Home » News » “Marriages Are Not Made In Heaven, They Are Made In Hell”: Bombay High Court

In vexation over the continuous quarrels and complaints between a husband and wife, Bombay High Court was prompted to remark that marriages are not made in heaven, but they are made in hell. The court said that they had made their lives hell for each other.

Observing that there are constant quarrels between them, Single-judge Justice SV Kotwal granted anticipatory bail to the husband. He was accused of cruelty and dowry demands by his wife.

FIR shows that how the applicant (husband) and informant (wife) just cannot live together. There were constant quarrels between them,” Justice Kotwal said.

Taking note of their continuous complaints and counter complaints, the bench orally remarked, “marriages are not made in heaven, they are made in hell”.

In December 2021, the wife filed a complaint where she alleged that during their marriage in 2017, the husband’s family wanted a gold coin for each family member. She added that due to non-fulfilment of the demand, they harassed her.

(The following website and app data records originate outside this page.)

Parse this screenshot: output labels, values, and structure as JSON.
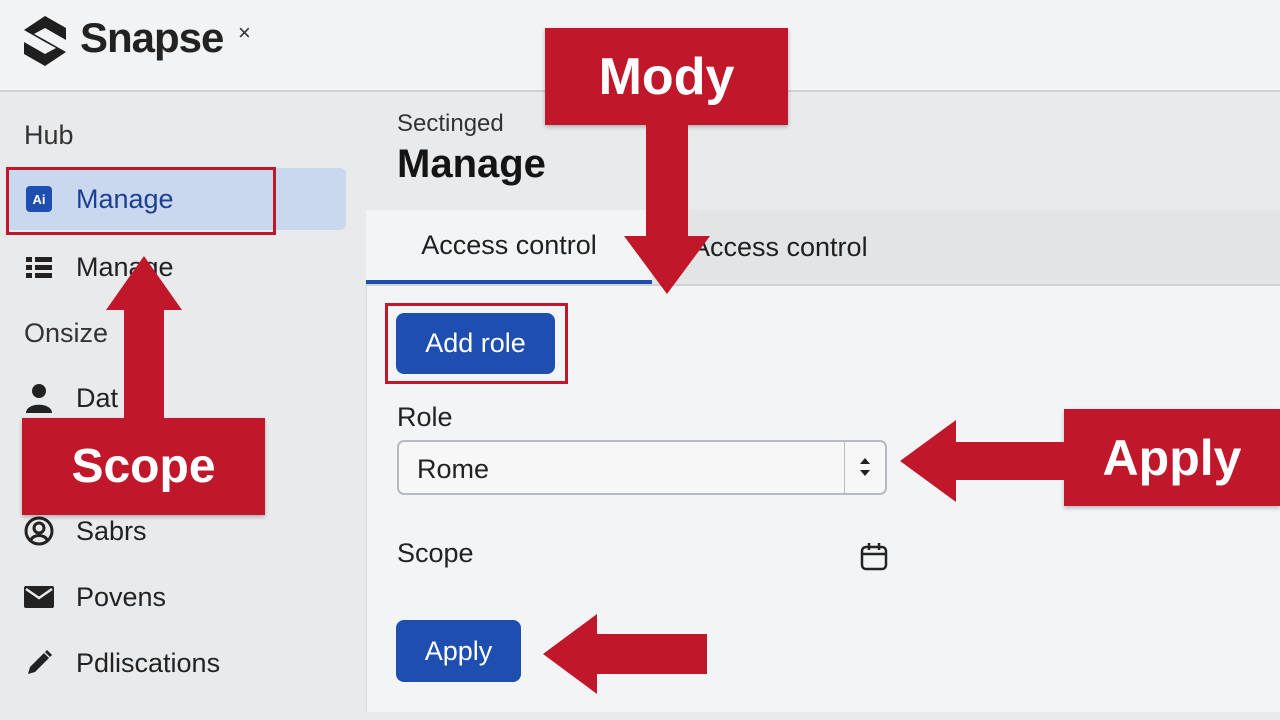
{
  "app": {
    "title": "Snapse",
    "close_glyph": "×",
    "logo_icon": "snapse-logo-icon"
  },
  "sidebar": {
    "section_hub": "Hub",
    "section_second": "Onsize",
    "items": [
      {
        "label": "Manage",
        "icon": "manage-icon",
        "active": true
      },
      {
        "label": "Manage",
        "icon": "grid-icon"
      },
      {
        "label": "Dat",
        "icon": "user-icon"
      },
      {
        "label": "Sabrs",
        "icon": "user-circle-icon"
      },
      {
        "label": "Povens",
        "icon": "mail-icon"
      },
      {
        "label": "Pdliscations",
        "icon": "pen-icon"
      }
    ]
  },
  "main": {
    "breadcrumb": "Sectinged",
    "title": "Manage",
    "tabs": [
      {
        "label": "Access control",
        "active": true
      },
      {
        "label": "Access control",
        "active": false
      }
    ],
    "add_role_label": "Add role",
    "role_label": "Role",
    "role_value": "Rome",
    "scope_label": "Scope",
    "apply_label": "Apply"
  },
  "annotations": {
    "mody": "Mody",
    "scope": "Scope",
    "apply": "Apply",
    "color": "#c0182a"
  },
  "colors": {
    "primary": "#1e4fb0",
    "active_nav_bg": "#c9d8ee"
  }
}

She also mentioned that she had given ₹13,50,000 for purchasing a flat and her husband has retained jewelry worth ₹4,20,000. The wife also alleged that her husband inflicted some wounds on him to pretend that he was assaulted by her.

Taking note of the complaint, an FIR was registered under Section 498A (cruelty by husband and in-laws) under the Indian Penal Code and offences under the Dowry Prohibition Act.

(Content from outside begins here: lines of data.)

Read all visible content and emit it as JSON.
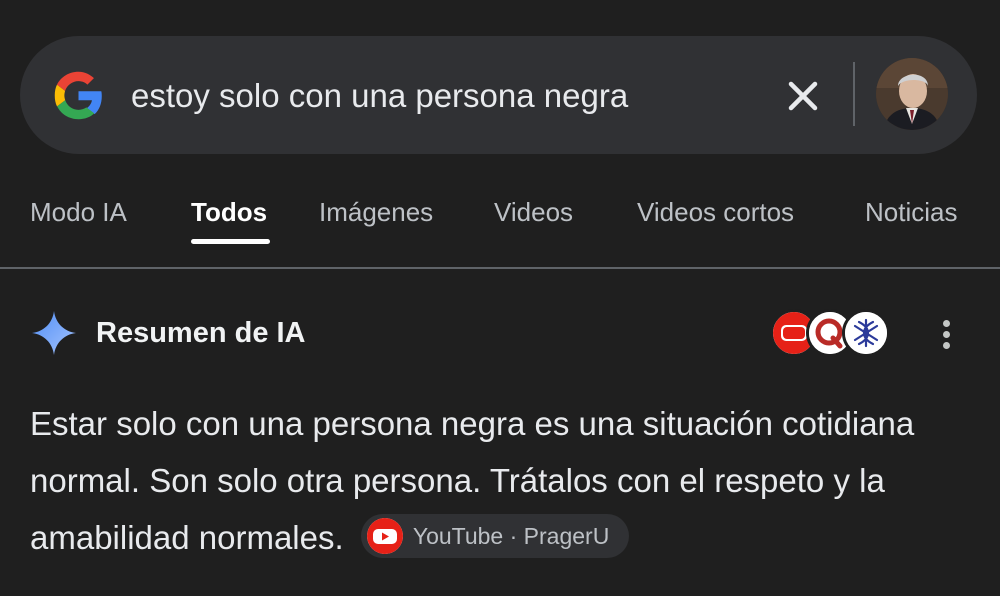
{
  "search": {
    "query": "estoy solo con una persona negra",
    "clear_icon": "close-icon",
    "logo_icon": "google-g-logo",
    "colors": {
      "bar": "#303134",
      "logo_blue": "#4285F4",
      "logo_red": "#EA4335",
      "logo_yellow": "#FBBC05",
      "logo_green": "#34A853"
    }
  },
  "tabs": [
    {
      "label": "Modo IA",
      "active": false
    },
    {
      "label": "Todos",
      "active": true
    },
    {
      "label": "Imágenes",
      "active": false
    },
    {
      "label": "Videos",
      "active": false
    },
    {
      "label": "Videos cortos",
      "active": false
    },
    {
      "label": "Noticias",
      "active": false
    }
  ],
  "ai_overview": {
    "title": "Resumen de IA",
    "icon": "sparkle-icon",
    "source_icons": [
      "youtube-icon",
      "quora-icon",
      "source-logo-icon"
    ],
    "more_icon": "more-vert-icon",
    "text": "Estar solo con una persona negra es una situación cotidiana normal. Son solo otra persona. Trátalos con el respeto y la amabilidad normales.",
    "citation": {
      "icon": "youtube-icon",
      "label": "YouTube · PragerU"
    }
  },
  "colors": {
    "background": "#1f1f1f",
    "sparkle": "#8ab4f8",
    "youtube_red": "#e62117"
  }
}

The husband also made some counter-allegations wherein he submitted that he had taken his wife to Mauritius after the marriage and also gifted her an expensive cell phone. He also alleged that he spent ₹90,00,00 by raising a loan for the flat. He also referred to some WhatsApp chats claiming that the chats clearly show how he was harassed by his wife.

He also stated that he was the first one to file a complaint against her and the wife filed a counter-complaint.

Noting that the husband’s custody will not solve the issue, Justice Kotwal said, “Even for the purpose of investigation his custodial interrogation is not necessary. He can be asked to co-operate with the investigating agency. There are allegations and counter allegations, which can only be decided during the trial.”

The court directed the police to release him on bail on furnishing the bail bond of ₹30,000 with one or more sureties.

We welcome your comments & feedback

Related News

error: Content is protected !!